traveler said...

Having endured difficult and painful medical issues over the past 12 years very little would be hard to face and overcome.

LV said...

This sounds like a great read that I'm particularly looking forward to. Knowing that I've already encountered, on two different occasions, what was definitely the hardest / worst thing I will ever have to do / live through and what was definitely the worst pain possible, I love knowing that whatever I'm up against it can't be harder or more painful than what I've survived. That is a very freeing feeling.

Michael Law said...

That would be a meeting with my manager. It could have been worse

dstoutholcomb said...

My MIL entered hospice, three months to live. But, we still have time to say goodbye.

diannekc said...

I hit my car mirror on a mailbox and shattered it. Luckily I just had to have the mirror replaced not the whole mirror.

Annmarie Weeks said...

My mother recently was admitted to the hospital & contracted flu. She was so weak in the hospital, but fully regained her health and is now back in her assisted living apartment.

Mary Preston said...

I spilled coffee all over my keyboard. Caught have been worse.

bn100 said...

lost something

Lisa D said...

I bought some trousers online that were a bit too long and needed taking up an inch. It could have been worse though as the last pair I bought were about six inches too long and looked absolutely ridiculous when I tried them on. The perils of buying clothes online!

Nancy P said...

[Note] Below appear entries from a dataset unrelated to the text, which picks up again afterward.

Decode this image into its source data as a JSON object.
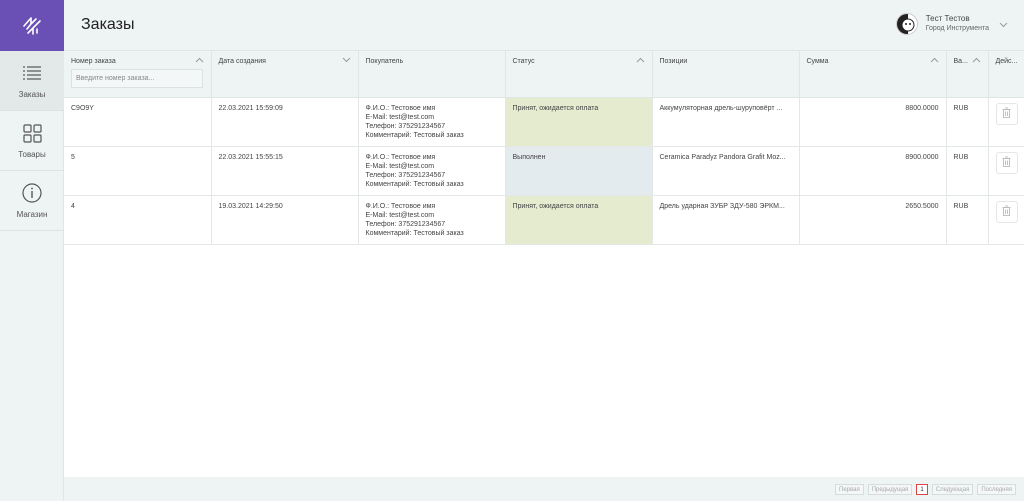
{
  "app": {
    "title": "Заказы"
  },
  "user": {
    "name": "Тест Тестов",
    "company": "Город Инструмента"
  },
  "sidebar": {
    "items": [
      {
        "label": "Заказы",
        "icon": "list-icon",
        "active": true
      },
      {
        "label": "Товары",
        "icon": "grid-icon",
        "active": false
      },
      {
        "label": "Магазин",
        "icon": "info-icon",
        "active": false
      }
    ]
  },
  "table": {
    "columns": [
      "Номер заказа",
      "Дата создания",
      "Покупатель",
      "Статус",
      "Позиции",
      "Сумма",
      "Ва...",
      "Дейс..."
    ],
    "filter": {
      "placeholder": "Введите номер заказа..."
    },
    "rows": [
      {
        "id": "C9O9Y",
        "date": "22.03.2021 15:59:09",
        "buyer": [
          "Ф.И.О.: Тестовое имя",
          "E-Mail: test@test.com",
          "Телефон: 375291234567",
          "Комментарий: Тестовый заказ"
        ],
        "status": "Принят, ожидается оплата",
        "positions": "Аккумуляторная дрель-шуруповёрт ...",
        "sum": "8800.0000",
        "currency": "RUB"
      },
      {
        "id": "5",
        "date": "22.03.2021 15:55:15",
        "buyer": [
          "Ф.И.О.: Тестовое имя",
          "E-Mail: test@test.com",
          "Телефон: 375291234567",
          "Комментарий: Тестовый заказ"
        ],
        "status": "Выполнен",
        "positions": "Ceramica Paradyz Pandora Grafit Moz...",
        "sum": "8900.0000",
        "currency": "RUB"
      },
      {
        "id": "4",
        "date": "19.03.2021 14:29:50",
        "buyer": [
          "Ф.И.О.: Тестовое имя",
          "E-Mail: test@test.com",
          "Телефон: 375291234567",
          "Комментарий: Тестовый заказ"
        ],
        "status": "Принят, ожидается оплата",
        "positions": "Дрель ударная ЗУБР ЗДУ-580 ЭРКМ...",
        "sum": "2650.5000",
        "currency": "RUB"
      }
    ]
  },
  "pagination": {
    "first": "Первая",
    "prev": "Предыдущая",
    "current": "1",
    "next": "Следующая",
    "last": "Последняя"
  },
  "colors": {
    "brand": "#6a4fb5",
    "pending": "#e4ebcf",
    "done": "#e4ebee"
  }
}
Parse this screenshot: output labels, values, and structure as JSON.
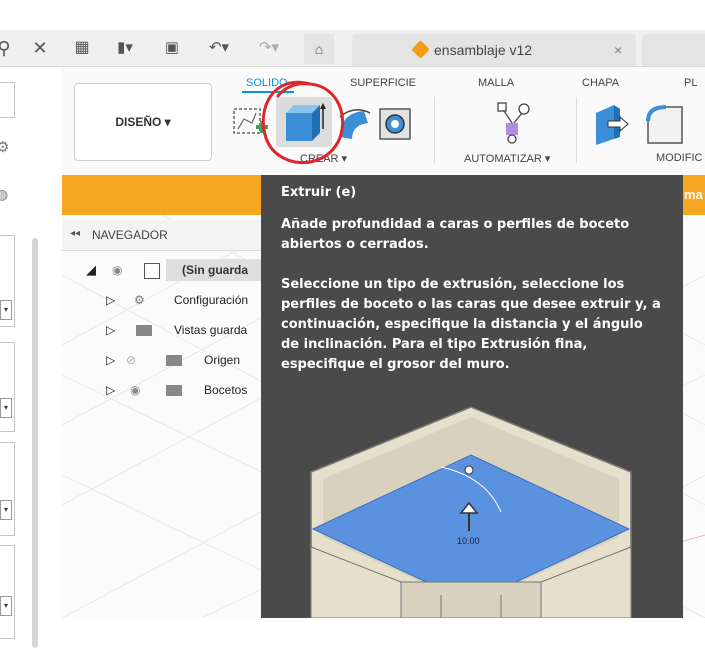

My car broke down, but at least it was in the parking lot where I was meeting friends for dinner.

Xia Lee said...

Flat tire on the highway